Material for this task
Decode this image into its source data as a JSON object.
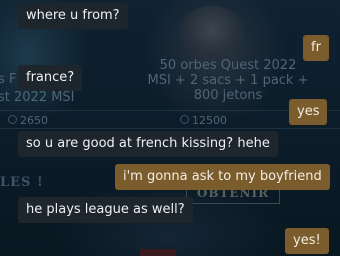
{
  "background": {
    "left_fragment_1": "s F",
    "left_fragment_2": "st 2022 MSI",
    "left_price": "2650",
    "offer_title_line1": "50 orbes Quest 2022",
    "offer_title_line2": "MSI + 2 sacs + 1 pack +",
    "offer_title_line3": "800 jetons",
    "offer_price": "12500",
    "section_fragment": "LES !",
    "buy_button_label": "OBTENIR"
  },
  "chat": {
    "messages": [
      {
        "sender": "them",
        "text": "where u from?"
      },
      {
        "sender": "me",
        "text": "fr"
      },
      {
        "sender": "them",
        "text": "france?"
      },
      {
        "sender": "me",
        "text": "yes"
      },
      {
        "sender": "them",
        "text": "so u are good at french kissing? hehe"
      },
      {
        "sender": "me",
        "text": "i'm gonna ask to my boyfriend"
      },
      {
        "sender": "them",
        "text": "he plays league as well?"
      },
      {
        "sender": "me",
        "text": "yes!"
      }
    ]
  },
  "colors": {
    "incoming_bubble": "#1d252d",
    "outgoing_bubble": "#7b5c2c",
    "background": "#0b1a26"
  }
}
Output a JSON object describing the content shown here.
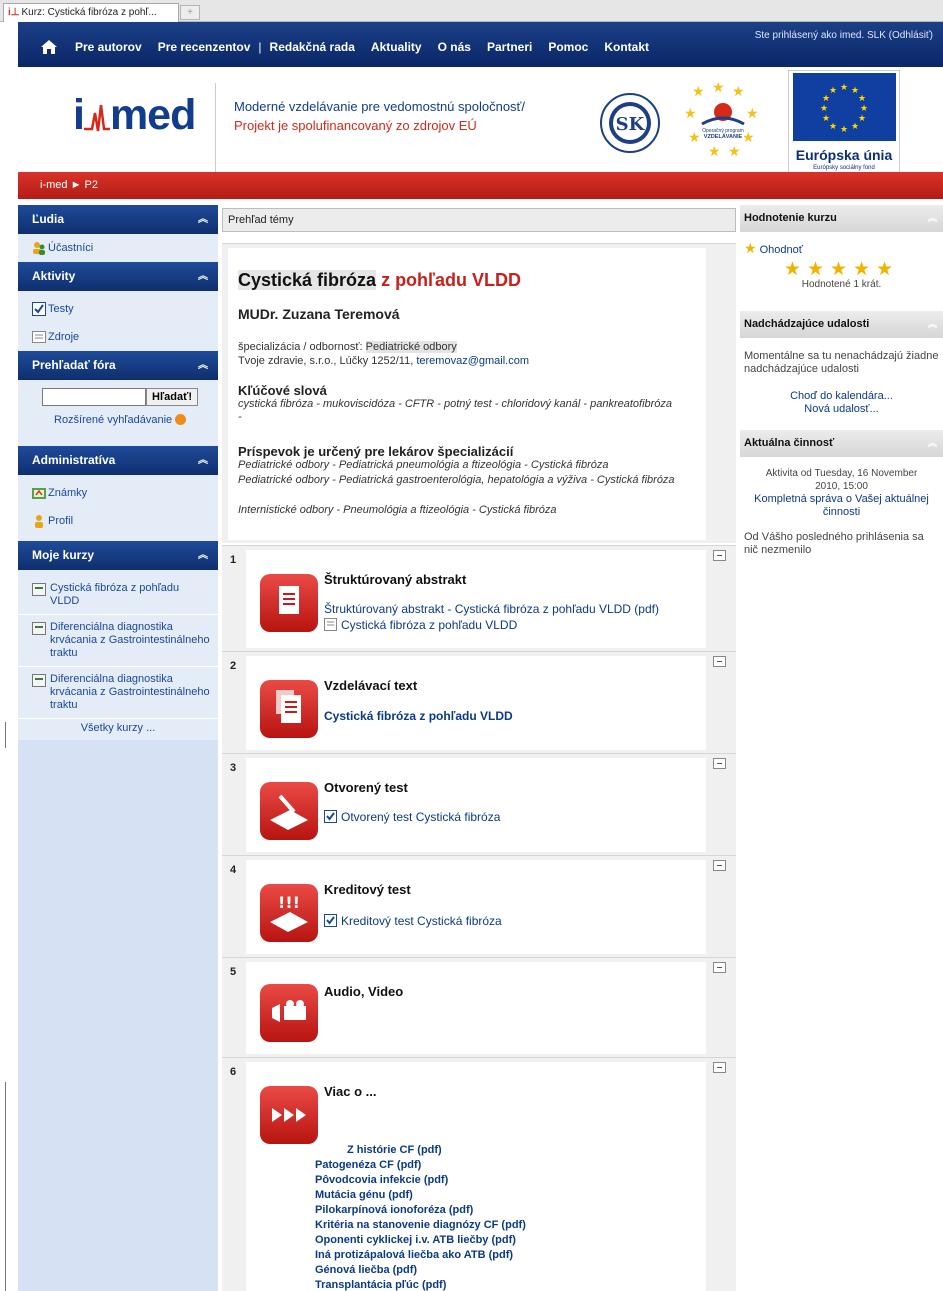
{
  "browser": {
    "tab_title": "Kurz: Cystická fibróza z pohľ..."
  },
  "nav": {
    "items": [
      "Pre autorov",
      "Pre recenzentov",
      "|",
      "Redakčná rada",
      "Aktuality",
      "O nás",
      "Partneri",
      "Pomoc",
      "Kontakt"
    ],
    "login_text": "Ste prihlásený ako imed. SLK (Odhlásiť)"
  },
  "banner": {
    "logo_i": "i",
    "logo_med": "med",
    "tagline1": "Moderné vzdelávanie pre vedomostnú spoločnosť/",
    "tagline2": "Projekt je spolufinancovaný zo zdrojov EÚ",
    "eu_title": "Európska únia",
    "eu_sub": "Európsky sociálny fond"
  },
  "breadcrumb": {
    "root": "i-med",
    "sep": "►",
    "current": "P2"
  },
  "left": {
    "people": {
      "title": "Ľudia",
      "participants": "Účastníci"
    },
    "activities": {
      "title": "Aktivity",
      "tests": "Testy",
      "resources": "Zdroje"
    },
    "forum_search": {
      "title": "Prehľadať fóra",
      "button": "Hľadať!",
      "advanced": "Rozšírené vyhľadávanie"
    },
    "admin": {
      "title": "Administratíva",
      "grades": "Známky",
      "profile": "Profil"
    },
    "my_courses": {
      "title": "Moje kurzy",
      "courses": [
        "Cystická fibróza z pohľadu VLDD",
        "Diferenciálna diagnostika krvácania z Gastrointestinálneho traktu",
        "Diferenciálna diagnostika krvácania z Gastrointestinálneho traktu"
      ],
      "all": "Všetky kurzy ..."
    }
  },
  "main": {
    "overview_title": "Prehľad témy",
    "course_title_a": "Cystická fibróza",
    "course_title_b": " z pohľadu VLDD",
    "author": "MUDr. Zuzana Teremová",
    "spec_label": "špecializácia / odbornosť:",
    "spec_value": "Pediatrické odbory",
    "address": "Tvoje zdravie, s.r.o., Lúčky 1252/11,",
    "email": "teremovaz@gmail.com",
    "keywords_title": "Kľúčové slová",
    "keywords": "cystická fibróza - mukoviscidóza - CFTR - potný test - chloridový kanál - pankreatofibróza -",
    "intended_title": "Príspevok je určený pre lekárov špecializácií",
    "intended": [
      "Pediatrické odbory - Pediatrická pneumológia a ftizeológia - Cystická fibróza",
      "Pediatrické odbory - Pediatrická gastroenterológia, hepatológia a výživa - Cystická fibróza",
      "Internistické odbory - Pneumológia a ftizeológia - Cystická fibróza"
    ],
    "sections": [
      {
        "num": "1",
        "title": "Štruktúrovaný abstrakt",
        "link": "Štruktúrovaný abstrakt - Cystická fibróza z pohľadu VLDD (pdf)",
        "sublink": "Cystická fibróza z pohľadu VLDD"
      },
      {
        "num": "2",
        "title": "Vzdelávací text",
        "link": "Cystická fibróza z pohľadu VLDD"
      },
      {
        "num": "3",
        "title": "Otvorený test",
        "link": "Otvorený test Cystická fibróza"
      },
      {
        "num": "4",
        "title": "Kreditový test",
        "link": "Kreditový test Cystická fibróza"
      },
      {
        "num": "5",
        "title": "Audio, Video"
      },
      {
        "num": "6",
        "title": "Viac o ...",
        "links": [
          "Z histórie CF (pdf)",
          "Patogenéza CF (pdf)",
          "Pôvodcovia infekcie (pdf)",
          "Mutácia génu (pdf)",
          "Pilokarpínová ionoforéza (pdf)",
          "Kritéria na stanovenie diagnózy CF (pdf)",
          "Oponenti cyklickej i.v. ATB liečby (pdf)",
          "Iná protizápalová liečba ako ATB (pdf)",
          "Génová liečba (pdf)",
          "Transplantácia pľúc (pdf)"
        ]
      }
    ]
  },
  "right": {
    "rating": {
      "title": "Hodnotenie kurzu",
      "rate": "Ohodnoť",
      "rating_value": 5,
      "stars": "★★★★★",
      "count": "Hodnotené 1 krát."
    },
    "events": {
      "title": "Nadchádzajúce udalosti",
      "text": "Momentálne sa tu nenachádzajú žiadne nadchádzajúce udalosti",
      "calendar": "Choď do kalendára...",
      "new": "Nová udalosť..."
    },
    "activity": {
      "title": "Aktuálna činnosť",
      "since": "Aktivita od Tuesday, 16 November 2010, 15:00",
      "report": "Kompletná správa o Vašej aktuálnej činnosti",
      "nothing": "Od Vášho posledného prihlásenia sa nič nezmenilo"
    }
  }
}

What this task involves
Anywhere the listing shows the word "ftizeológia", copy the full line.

Exercise response
      "Pediatrické odbory - Pediatrická pneumológia a ftizeológia - Cystická fibróza",
      "Internistické odbory - Pneumológia a ftizeológia - Cystická fibróza"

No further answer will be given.